Question: When The Great Exhibition Was Built In London?

When was the Great Exhibition in London?

The Great Exhibition of 1851 The Great Exhibition was opened on 1 May 1851 by Queen Victoria. It was the first of the World’s Fair exhibitions of culture and industry. There were some 100,000 objects, displayed along more than ten miles, by over 15,000 contributors.

When was the Great Exhibition in the UK?

The Great Exhibition of 1851 was probably the most successful, memorable and influential cultural event of the 19th century. From May to October 1851, Hyde Park in London was filled with visitors to the ‘Great Exhibition of the Works of Industry of all Nations’.

Where was the Great Exhibition 1851 held?

Crystal Palace, giant glass-and-iron exhibition hall in Hyde Park, London, that housed the Great Exhibition of 1851. The structure was taken down and rebuilt (1852–54) at Sydenham Hill (now in the borough of Bromley), at which site it survived until 1936.

You might be interested:  Readers ask: How To Market An Exhibition?

How did the Crystal Palace burn down?

The Crystal Palace was constructed of iron and glass – so how and why did it burn down? When fire struck the Crystal Palace on 30 November 1936, years of wear and tear, and lack of finance to repair it, had left it in poor condition. The cause of the fire is still unknown and there was never an official inquiry.

Does Crystal Palace still exist?

Over the years, the surrounding area became known as Crystal Palace. But in 1936 the building burned to the ground, watched by 100,000 people. All that is left today are those Italianate terraces and the park’s famous dinosaur statues.

Why was the Crystal Palace not rebuilt?

The BBC reported that the development group failed to meet the criteria and 16-month deadline set forth by the Bromley City Council, leading to the termination of the project. Both Zaha Hadid and David Chipperfield had submitted proposals to rebuild the Crystal Palace.

Why was the Crystal Palace important?

The Crystal Palace was a huge glass and iron structure originally built in 1851 for the Great Exhibition held in London’s Hyde Park. The palace and the grounds became the world’s first theme park offering education, entertainment, a rollercoaster, cricket matches, and even 20 F.A. Cup Finals between 1895 -1914.

How much did it cost to get into the Great Exhibition?

A season ticket could cost three guineas (two for a woman) or a pound a day. It was then reduced to five shillings for the day, then one shilling. 2,500 tickets were printed for the opening day all of which were bought.

You might be interested:  Quick Answer: What Are The Ticketed Exhibition At Field Museum?

How long did the Great Exhibition take to build?
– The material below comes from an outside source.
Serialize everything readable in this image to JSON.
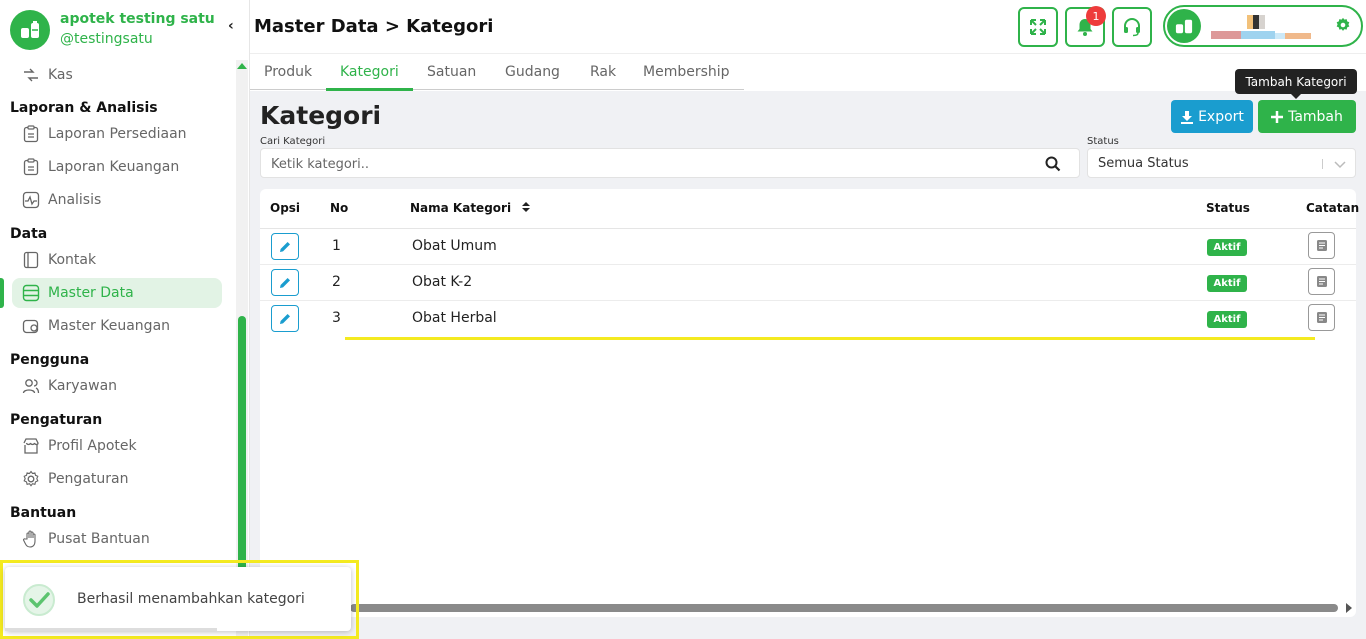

Despite the innovative design, it was built in only nine months and cost just £80,000. Once built, it was nicknamed ‘Crystal Palace’ by Punch magazine. Queen Victoria and Prince Albert conducted the first ever royal walkabout on the opening day of the Great Exhibition, 1 May 1851.

What were the goals of the 1851 exhibition in London?

They wanted it to be for All Nations, the greatest collection of art in industry, ‘for the purpose of exhibition of competition and encouragement’, and most significantly it was to be self-financing.

Why was the Great Exhibition of 1851 so important?

The Great Exhibition of 1851 was mainly focus on the world’s cultural and industrial technology. In The Great Exhibition 1851, Britain wanted to tell all of the public, the success of the achievement after The Industrial Revolution, and that were to become a prevalent 19th-century feature.

What did the Great Exhibition show?

More than 100,000 objects were displayed by over 14,000 exhibitors from around the world. The British Nave at the Great Exhibition. The exhibits were grouped into four principal themes: Machinery, Manufactures, Fine Arts and Raw Materials. Machinery on display at the Great Exhibition.

What did the Great Exhibition do?

The Great Exhibition was a showcase for British pride Great Britain also wanted to instill optimism and the hope for a better future. Following two difficult decades of political and social upheaval in Europe, Great Britain hoped to convey that technology—particularly its own—was the key to a better future.

Leave a Reply

Your email address will not be published. Required fields are marked *